In the simplest form, hierarchy is formed when extra visual weight is carried by the design’s most crucial element. There are so many different ways to achieve it — using larger or bolder fonts to draw focus on the essential text, placing the critical component higher than the others, or adding stress to larger, more embellished, and more colorful visuals than those less relevant.
Repetition is an important design element, particularly when it comes to branding. It creates a rhythmic progression and braces the overall design by tying together the elements harmoniously, making the design or brand instantly attractive to the audience.
Contrast takes place when there is a clear distinction between the two or more design elements. The most common types of contrast are bright vs. dull, contemporary vs. old-fashioned, dark vs. light, large vs. small, etc. Contrast guides a viewer’s attention and helps make a design exciting and eye-catching.

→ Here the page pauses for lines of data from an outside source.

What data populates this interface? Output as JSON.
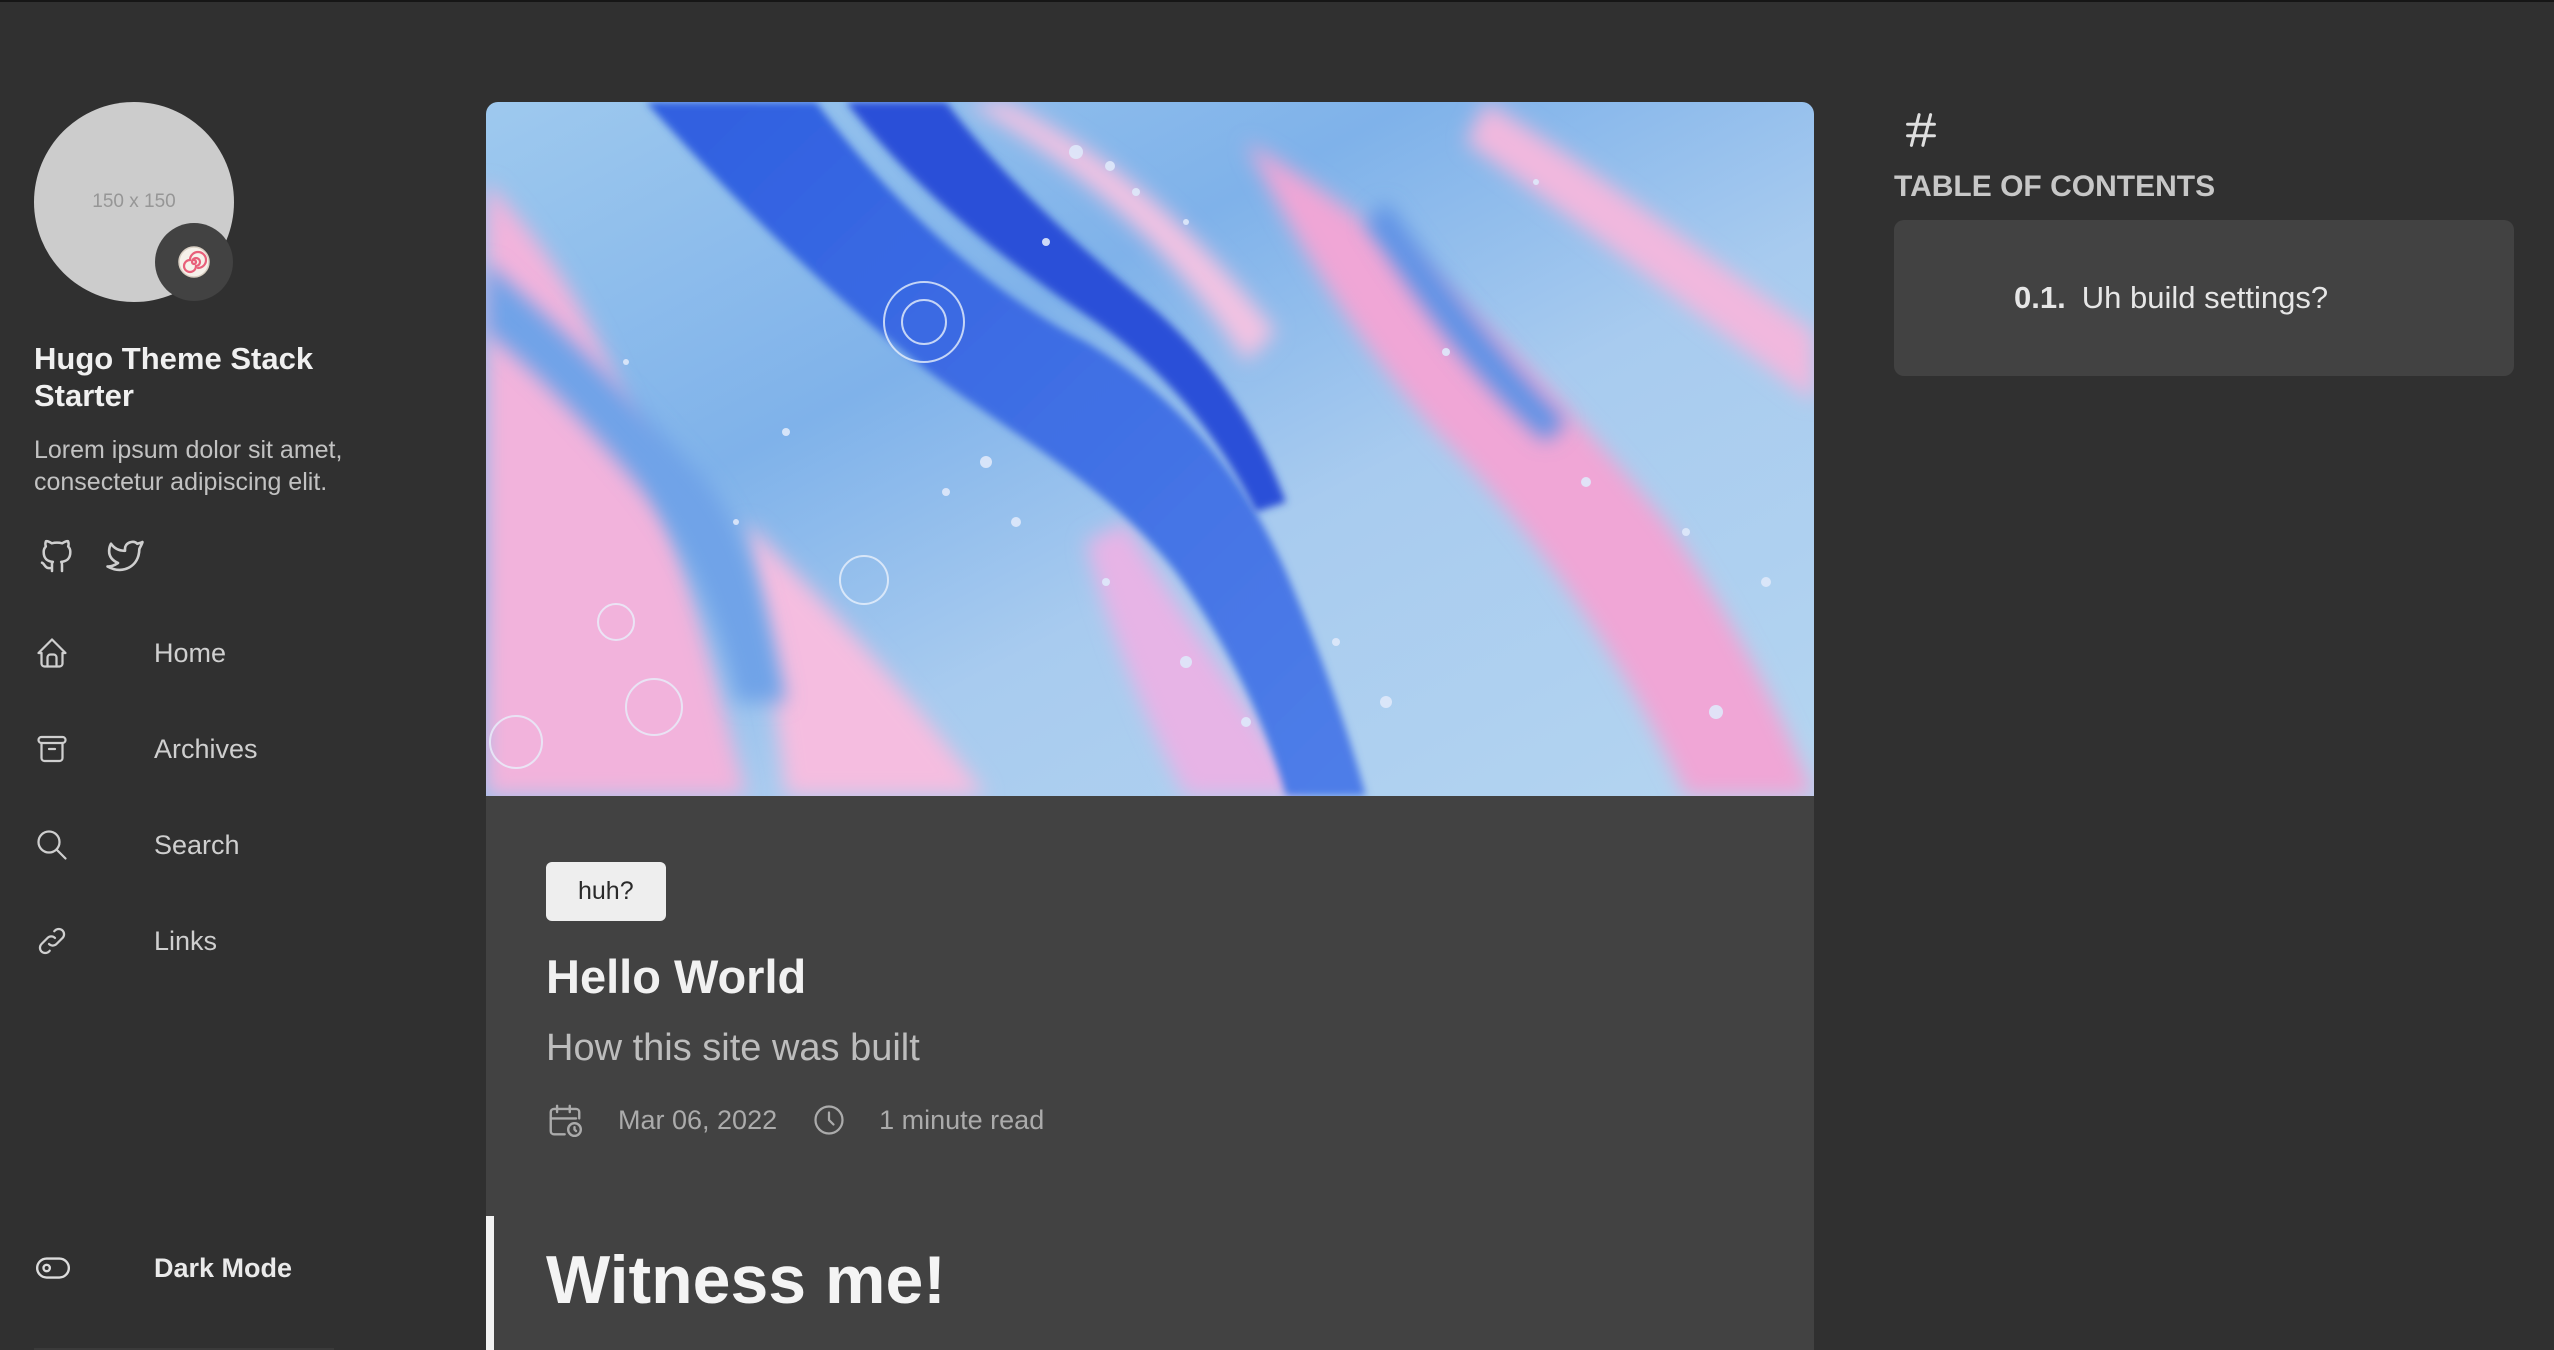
{
  "sidebar": {
    "avatar_placeholder": "150 x 150",
    "emoji": "🍥",
    "site_name": "Hugo Theme Stack Starter",
    "site_description": "Lorem ipsum dolor sit amet, consectetur adipiscing elit.",
    "social": [
      {
        "name": "GitHub",
        "icon": "github-icon"
      },
      {
        "name": "Twitter",
        "icon": "twitter-icon"
      }
    ],
    "menu": [
      {
        "label": "Home",
        "icon": "home-icon"
      },
      {
        "label": "Archives",
        "icon": "archive-icon"
      },
      {
        "label": "Search",
        "icon": "search-icon"
      },
      {
        "label": "Links",
        "icon": "link-icon"
      }
    ],
    "dark_mode_label": "Dark Mode"
  },
  "article": {
    "tag": "huh?",
    "title": "Hello World",
    "subtitle": "How this site was built",
    "date": "Mar 06, 2022",
    "reading_time": "1 minute read",
    "heading": "Witness me!"
  },
  "toc": {
    "hash": "#",
    "title": "TABLE OF CONTENTS",
    "items": [
      {
        "number": "0.1.",
        "label": "Uh build settings?"
      }
    ]
  },
  "colors": {
    "background": "#303030",
    "card": "#424242",
    "text": "#f1f1f1",
    "muted": "#ababab",
    "tag_bg": "#eeeeee"
  }
}
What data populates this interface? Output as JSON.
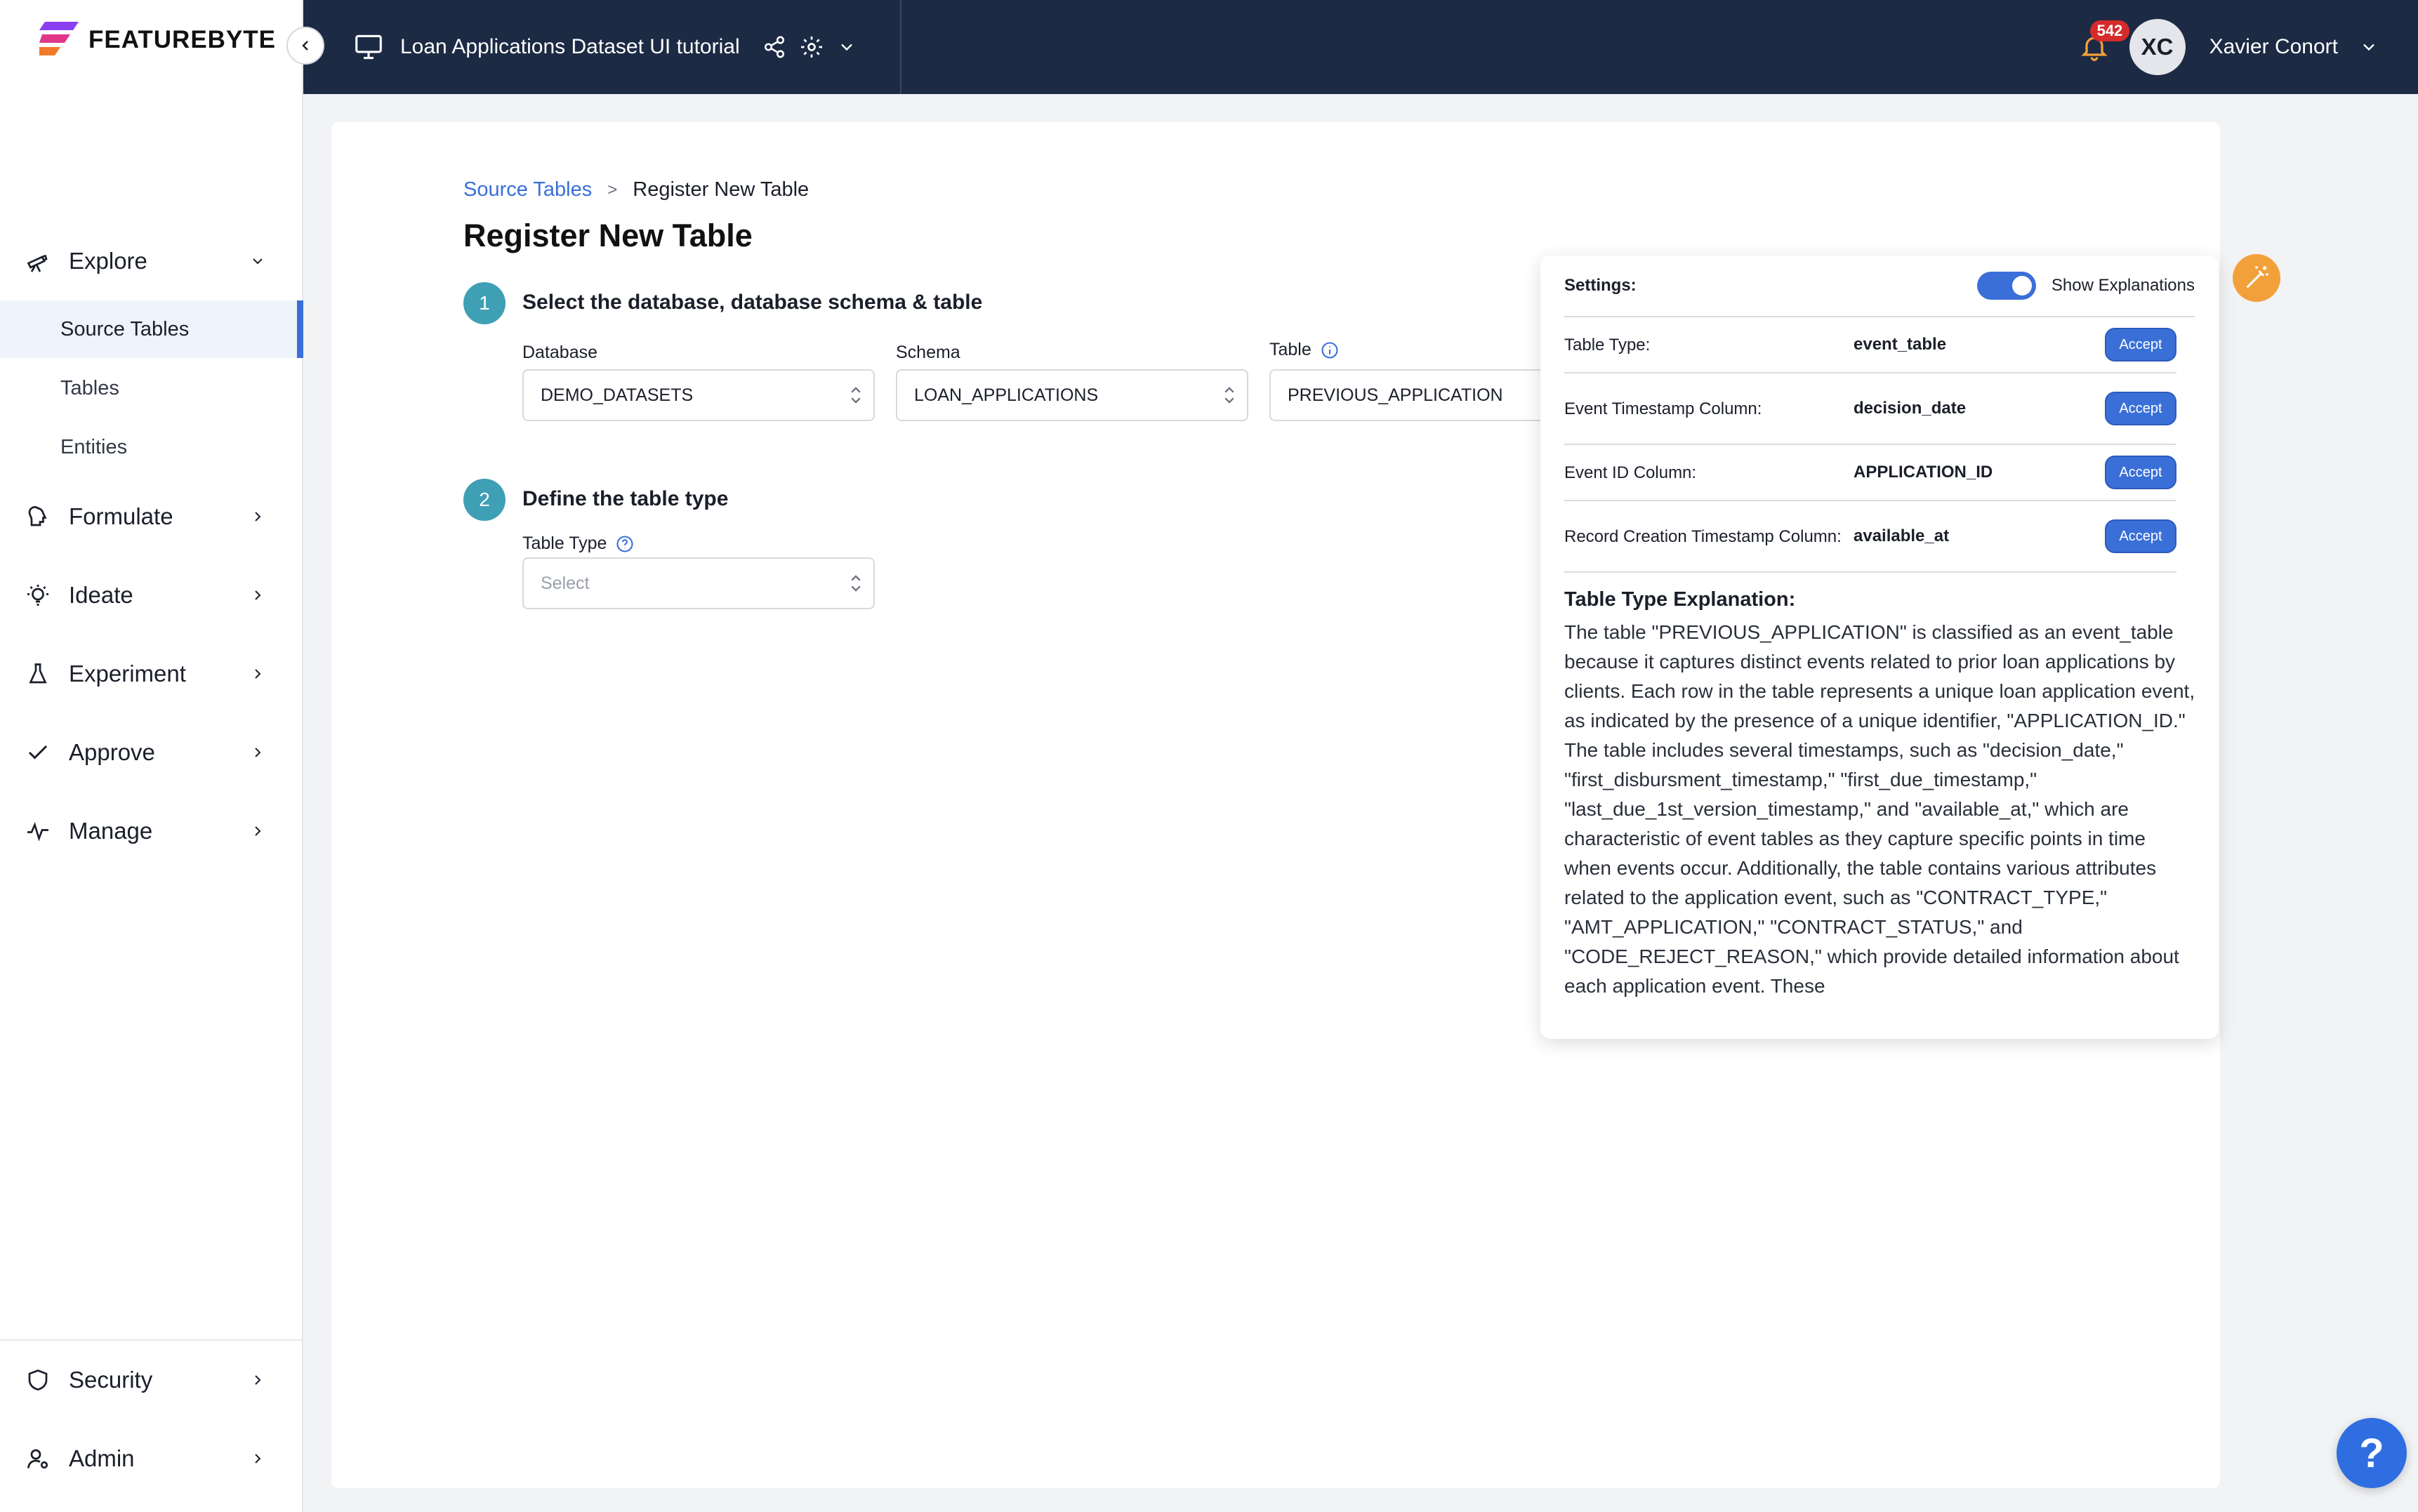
{
  "brand": {
    "logo_text": "FEATUREBYTE"
  },
  "topbar": {
    "catalog_title": "Loan Applications Dataset UI tutorial",
    "notification_count": "542",
    "user_initials": "XC",
    "user_name": "Xavier Conort"
  },
  "sidebar": {
    "groups": [
      {
        "label": "Explore",
        "icon": "telescope-icon"
      },
      {
        "label": "Formulate",
        "icon": "brain-icon"
      },
      {
        "label": "Ideate",
        "icon": "lightbulb-icon"
      },
      {
        "label": "Experiment",
        "icon": "flask-icon"
      },
      {
        "label": "Approve",
        "icon": "check-icon"
      },
      {
        "label": "Manage",
        "icon": "pulse-icon"
      },
      {
        "label": "Security",
        "icon": "shield-icon"
      },
      {
        "label": "Admin",
        "icon": "user-icon"
      }
    ],
    "explore_items": [
      "Source Tables",
      "Tables",
      "Entities"
    ],
    "active_item": "Source Tables"
  },
  "breadcrumb": {
    "parent": "Source Tables",
    "separator": ">",
    "current": "Register New Table"
  },
  "page_title": "Register New Table",
  "step1": {
    "number": "1",
    "title": "Select the database, database schema & table",
    "database_label": "Database",
    "database_value": "DEMO_DATASETS",
    "schema_label": "Schema",
    "schema_value": "LOAN_APPLICATIONS",
    "table_label": "Table",
    "table_value": "PREVIOUS_APPLICATION"
  },
  "step2": {
    "number": "2",
    "title": "Define the table type",
    "table_type_label": "Table Type",
    "table_type_placeholder": "Select"
  },
  "settings_panel": {
    "settings_label": "Settings:",
    "show_explanations_label": "Show Explanations",
    "show_explanations_on": true,
    "rows": [
      {
        "key": "Table Type:",
        "value": "event_table",
        "action": "Accept"
      },
      {
        "key": "Event Timestamp Column:",
        "value": "decision_date",
        "action": "Accept"
      },
      {
        "key": "Event ID Column:",
        "value": "APPLICATION_ID",
        "action": "Accept"
      },
      {
        "key": "Record Creation Timestamp Column:",
        "value": "available_at",
        "action": "Accept"
      }
    ],
    "explanation_title": "Table Type Explanation:",
    "explanation_text": "The table \"PREVIOUS_APPLICATION\" is classified as an event_table because it captures distinct events related to prior loan applications by clients. Each row in the table represents a unique loan application event, as indicated by the presence of a unique identifier, \"APPLICATION_ID.\" The table includes several timestamps, such as \"decision_date,\" \"first_disbursment_timestamp,\" \"first_due_timestamp,\" \"last_due_1st_version_timestamp,\" and \"available_at,\" which are characteristic of event tables as they capture specific points in time when events occur. Additionally, the table contains various attributes related to the application event, such as \"CONTRACT_TYPE,\" \"AMT_APPLICATION,\" \"CONTRACT_STATUS,\" and \"CODE_REJECT_REASON,\" which provide detailed information about each application event. These"
  },
  "help": {
    "label": "?"
  },
  "colors": {
    "accent": "#3a6fd8",
    "topbar": "#1d2a44",
    "step": "#3f9fb5",
    "magic": "#f2a13a",
    "badge": "#d62b2b"
  }
}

What is the easiest way to set the overall mood of a design? The answer, my friend, is color. The pallet you pick represents your brand in its totality, so be vigilant with the colors you choose. As a graphic designer, it’s always helpful to have a basic knowledge of color theory and psychology. Want to know about the trendiest color pallets? Click here.
08. Negative Space
We’ve discussed almost all the essential details, but what about the space that is left blank? Negative space, which in simple words means the empty area between or around the forms and elements of design, when used creatively, can help create hidden meanings and draw the viewer’s eyes to important components of your composition. To read more about negative space, click here.
Over to You
Once you’re a proficient graphic designer who comprehends the nitty-gritty of design, it’s time to bend and even break some of those rules. Remember, everything that you’re trying to communicate should not be bargained. You must frequently color outside the lines to pull away from a mediocracy or a flat design structure, but beginners must first try to fine-tune as much as possible with the above principles.